» **TASK STATEMENT**:
Report how many lines of the material contain the string "start". Add nothing beyond the number.

---

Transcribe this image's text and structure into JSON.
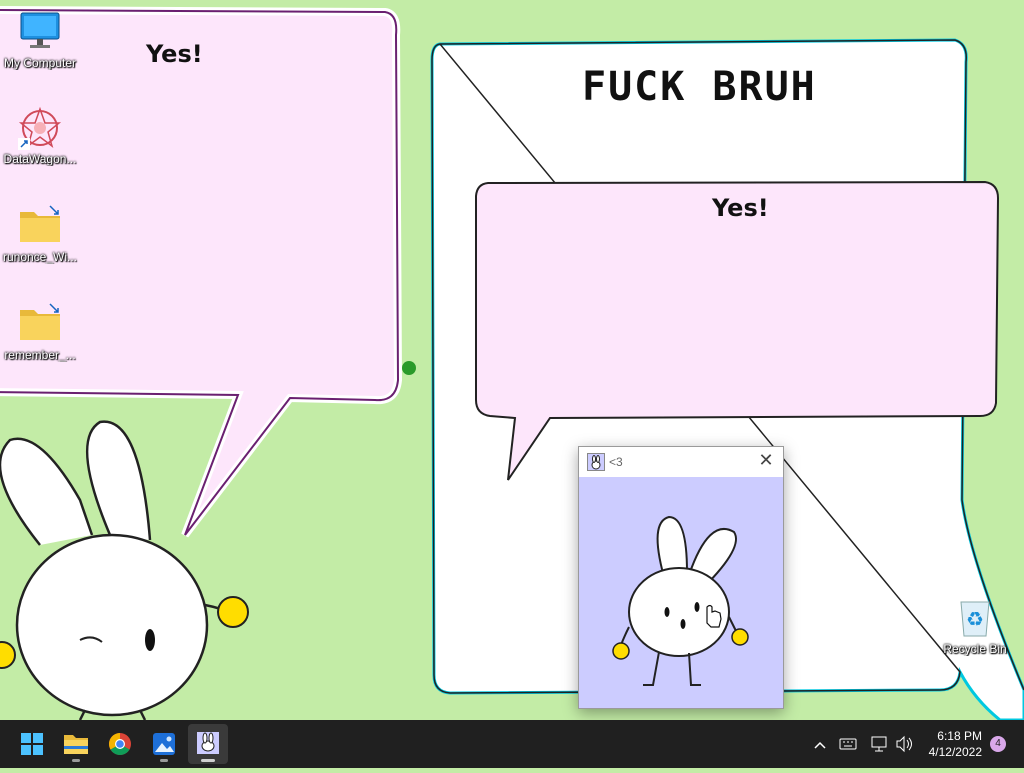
{
  "wallpaper": {
    "left_bubble_text": "Yes!",
    "poster_title": "FUCK BRUH",
    "poster_bubble_text": "Yes!"
  },
  "desktop_icons": [
    {
      "label": "My Computer",
      "icon": "monitor-icon"
    },
    {
      "label": "DataWagon...",
      "icon": "datawagon-app-icon"
    },
    {
      "label": "runonce_Wi...",
      "icon": "folder-shortcut-icon"
    },
    {
      "label": "remember_...",
      "icon": "folder-shortcut-icon"
    },
    {
      "label": "Recycle Bin",
      "icon": "recycle-bin-icon"
    }
  ],
  "app_window": {
    "title": "<3",
    "close_glyph": "✕"
  },
  "taskbar": {
    "apps": [
      {
        "name": "start",
        "icon": "windows-logo-icon"
      },
      {
        "name": "file-explorer",
        "icon": "folder-icon"
      },
      {
        "name": "chrome",
        "icon": "chrome-icon"
      },
      {
        "name": "photos",
        "icon": "photos-icon"
      },
      {
        "name": "bunny-app",
        "icon": "bunny-app-icon"
      }
    ],
    "clock_time": "6:18 PM",
    "clock_date": "4/12/2022",
    "notification_count": "4"
  },
  "colors": {
    "wallpaper_green": "#c3eca6",
    "bubble_pink": "#fde6fb",
    "window_lavender": "#ccccff",
    "taskbar": "#202020",
    "bunny_cheek_yellow": "#ffdd00"
  }
}
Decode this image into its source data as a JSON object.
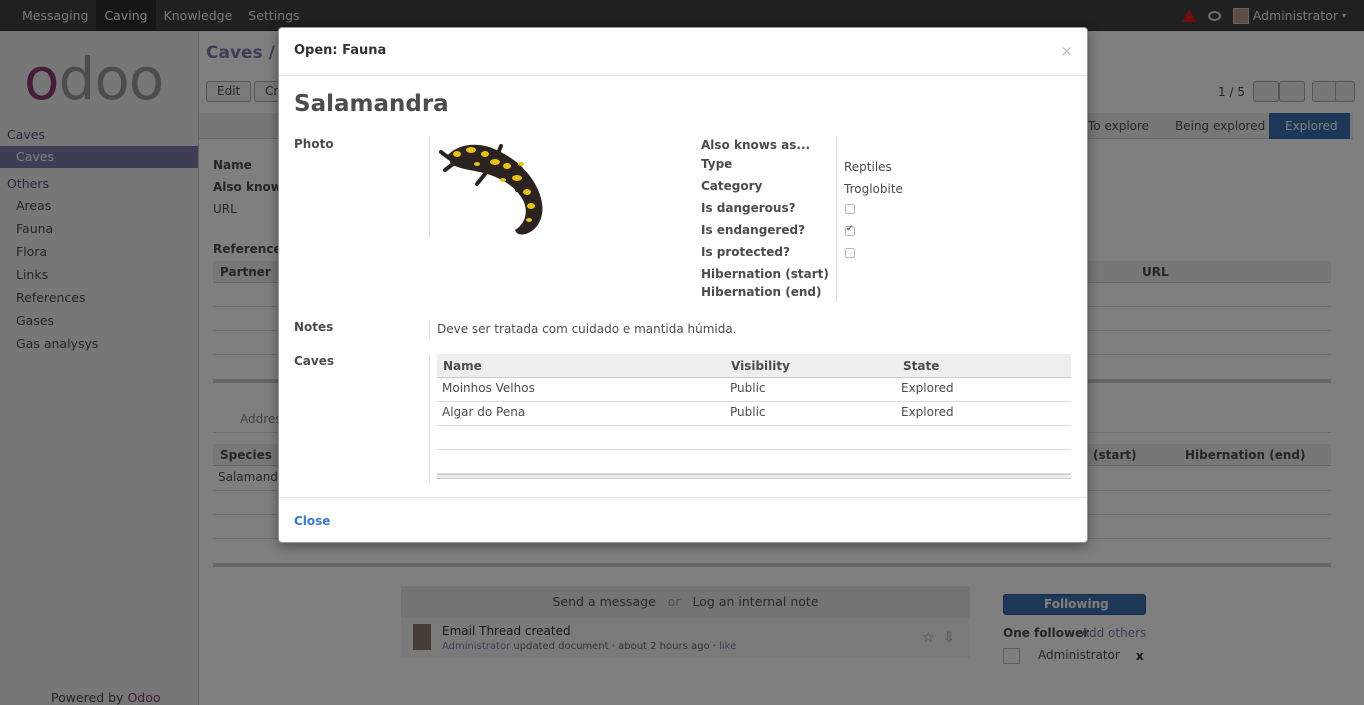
{
  "topbar": {
    "menu": [
      "Messaging",
      "Caving",
      "Knowledge",
      "Settings"
    ],
    "active_menu": "Caving",
    "user": "Administrator"
  },
  "sidebar": {
    "section1": "Caves",
    "items1": [
      "Caves"
    ],
    "section2": "Others",
    "items2": [
      "Areas",
      "Fauna",
      "Flora",
      "Links",
      "References",
      "Gases",
      "Gas analysys"
    ],
    "powered_by": "Powered by",
    "powered_brand": "Odoo"
  },
  "background": {
    "breadcrumb": "Caves / M",
    "edit_button": "Edit",
    "create_button": "Cr",
    "pager": "1 / 5",
    "states": [
      "To explore",
      "Being explored",
      "Explored"
    ],
    "labels": {
      "name": "Name",
      "also_known": "Also know a",
      "url": "URL",
      "references": "References"
    },
    "ref_cols": {
      "partner": "Partner",
      "url": "URL"
    },
    "address_tab": "Addres",
    "species_cols": {
      "species": "Species",
      "hib_start": "(start)",
      "hib_end": "Hibernation (end)"
    },
    "species_row": "Salamandr",
    "chatter": {
      "send_message": "Send a message",
      "or": "or",
      "log_note": "Log an internal note",
      "thread_title": "Email Thread created",
      "thread_author": "Administrator",
      "thread_meta": "updated document · about 2 hours ago ·",
      "thread_like": "like",
      "following": "Following",
      "one_follower": "One follower",
      "add_others": "Add others",
      "follower_name": "Administrator",
      "remove": "x"
    }
  },
  "modal": {
    "title": "Open: Fauna",
    "close_x": "×",
    "record_name": "Salamandra",
    "fields": {
      "photo_label": "Photo",
      "also_knows_label": "Also knows as...",
      "type_label": "Type",
      "type_value": "Reptiles",
      "category_label": "Category",
      "category_value": "Troglobite",
      "dangerous_label": "Is dangerous?",
      "dangerous": false,
      "endangered_label": "Is endangered?",
      "endangered": true,
      "protected_label": "Is protected?",
      "protected": false,
      "hib_start_label": "Hibernation (start)",
      "hib_end_label": "Hibernation (end)",
      "notes_label": "Notes",
      "notes_value": "Deve ser tratada com cuidado e mantida húmida.",
      "caves_label": "Caves"
    },
    "caves_table": {
      "columns": [
        "Name",
        "Visibility",
        "State"
      ],
      "rows": [
        {
          "name": "Moinhos Velhos",
          "visibility": "Public",
          "state": "Explored"
        },
        {
          "name": "Algar do Pena",
          "visibility": "Public",
          "state": "Explored"
        }
      ]
    },
    "close_button": "Close"
  }
}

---

» **RESULT BELOW**:
3